## Task instructions
Below is a block of records; return all of them exactly, but without the images.

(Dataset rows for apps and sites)
►
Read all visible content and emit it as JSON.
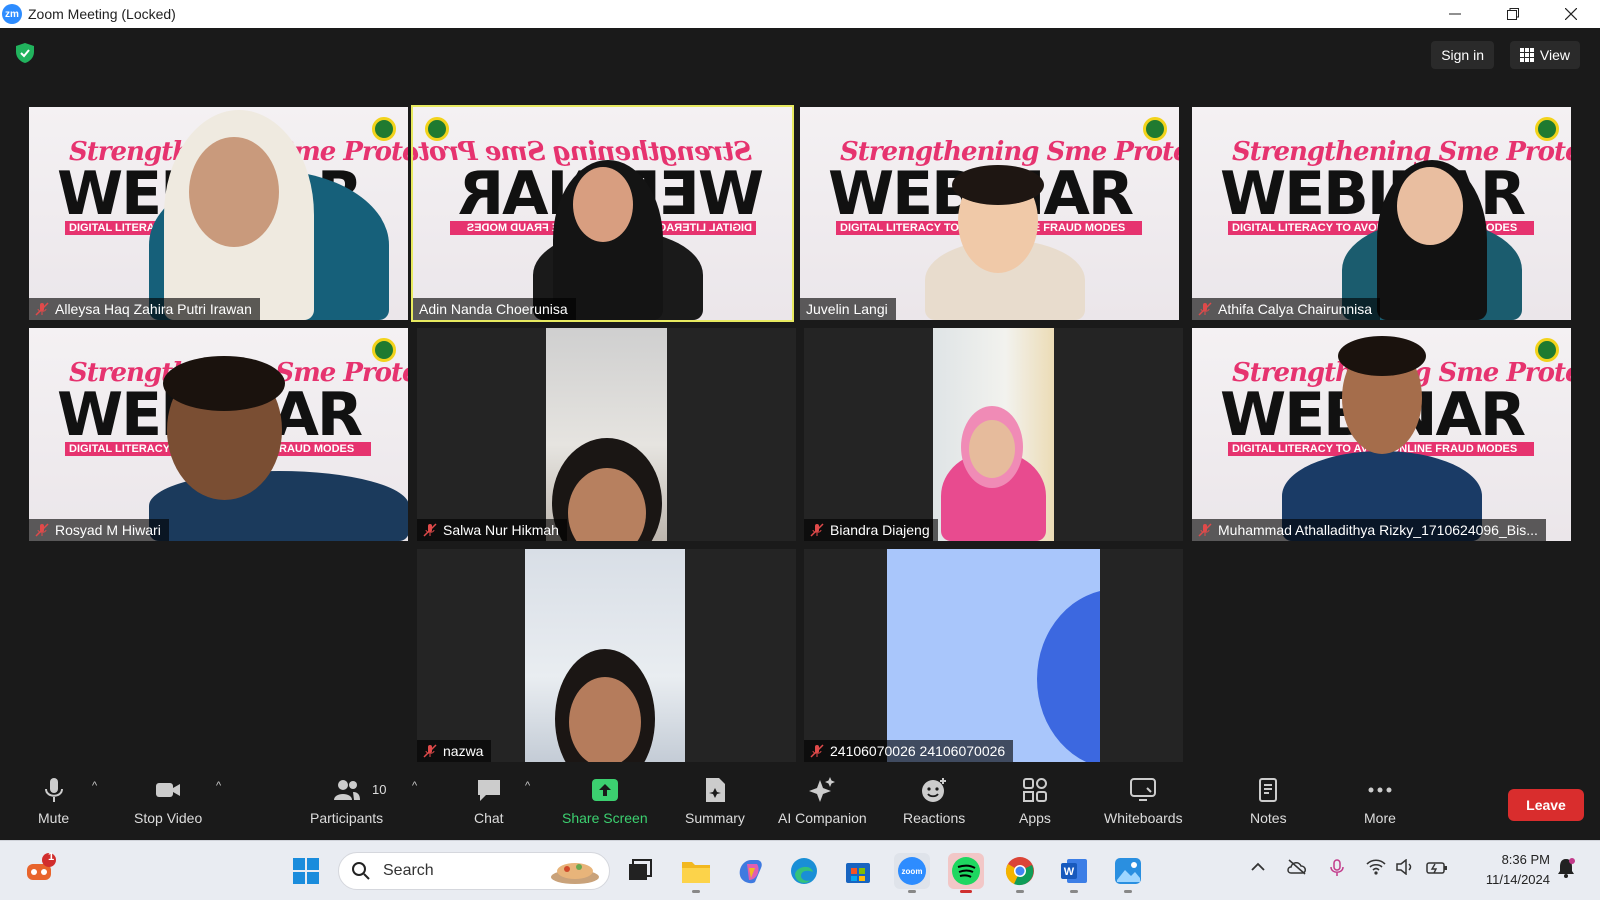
{
  "window": {
    "title": "Zoom Meeting (Locked)",
    "app_badge": "zm"
  },
  "topbar": {
    "sign_in": "Sign in",
    "view": "View"
  },
  "slide": {
    "script": "Strengthening Sme Protection",
    "big": "WEBINAR",
    "band": "DIGITAL LITERACY TO AVOID ONLINE FRAUD MODES"
  },
  "participants": [
    {
      "name": "Alleysa Haq Zahira Putri Irawan",
      "muted": true,
      "active": false
    },
    {
      "name": "Adin Nanda Choerunisa",
      "muted": false,
      "active": true
    },
    {
      "name": "Juvelin Langi",
      "muted": false,
      "active": false
    },
    {
      "name": "Athifa Calya Chairunnisa",
      "muted": true,
      "active": false
    },
    {
      "name": "Rosyad M Hiwari",
      "muted": true,
      "active": false
    },
    {
      "name": "Salwa Nur Hikmah",
      "muted": true,
      "active": false
    },
    {
      "name": "Biandra Diajeng",
      "muted": true,
      "active": false
    },
    {
      "name": "Muhammad Athalladithya Rizky_1710624096_Bis...",
      "muted": true,
      "active": false
    },
    {
      "name": "nazwa",
      "muted": true,
      "active": false
    },
    {
      "name": "24106070026 24106070026",
      "muted": true,
      "active": false
    }
  ],
  "toolbar": {
    "mute": "Mute",
    "stop_video": "Stop Video",
    "participants": "Participants",
    "participant_count": "10",
    "chat": "Chat",
    "share_screen": "Share Screen",
    "summary": "Summary",
    "ai_companion": "AI Companion",
    "reactions": "Reactions",
    "apps": "Apps",
    "whiteboards": "Whiteboards",
    "notes": "Notes",
    "more": "More",
    "leave": "Leave"
  },
  "taskbar": {
    "search_placeholder": "Search",
    "notification_badge": "1",
    "time": "8:36 PM",
    "date": "11/14/2024"
  },
  "colors": {
    "active_speaker": "#e8ea60",
    "share_green": "#3cd070",
    "leave_red": "#d92d2d",
    "slide_pink": "#e6336f"
  }
}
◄
## Reply to the exercise
Read all visible content and emit it as JSON.
{
  "window": {
    "title": "Zoom Meeting (Locked)",
    "app_badge": "zm"
  },
  "topbar": {
    "sign_in": "Sign in",
    "view": "View"
  },
  "slide": {
    "script": "Strengthening Sme Protection",
    "big": "WEBINAR",
    "band": "DIGITAL LITERACY TO AVOID ONLINE FRAUD MODES"
  },
  "participants": [
    {
      "name": "Alleysa Haq Zahira Putri Irawan",
      "muted": true,
      "active": false
    },
    {
      "name": "Adin Nanda Choerunisa",
      "muted": false,
      "active": true
    },
    {
      "name": "Juvelin Langi",
      "muted": false,
      "active": false
    },
    {
      "name": "Athifa Calya Chairunnisa",
      "muted": true,
      "active": false
    },
    {
      "name": "Rosyad M Hiwari",
      "muted": true,
      "active": false
    },
    {
      "name": "Salwa Nur Hikmah",
      "muted": true,
      "active": false
    },
    {
      "name": "Biandra Diajeng",
      "muted": true,
      "active": false
    },
    {
      "name": "Muhammad Athalladithya Rizky_1710624096_Bis...",
      "muted": true,
      "active": false
    },
    {
      "name": "nazwa",
      "muted": true,
      "active": false
    },
    {
      "name": "24106070026 24106070026",
      "muted": true,
      "active": false
    }
  ],
  "toolbar": {
    "mute": "Mute",
    "stop_video": "Stop Video",
    "participants": "Participants",
    "participant_count": "10",
    "chat": "Chat",
    "share_screen": "Share Screen",
    "summary": "Summary",
    "ai_companion": "AI Companion",
    "reactions": "Reactions",
    "apps": "Apps",
    "whiteboards": "Whiteboards",
    "notes": "Notes",
    "more": "More",
    "leave": "Leave"
  },
  "taskbar": {
    "search_placeholder": "Search",
    "notification_badge": "1",
    "time": "8:36 PM",
    "date": "11/14/2024"
  },
  "colors": {
    "active_speaker": "#e8ea60",
    "share_green": "#3cd070",
    "leave_red": "#d92d2d",
    "slide_pink": "#e6336f"
  }
}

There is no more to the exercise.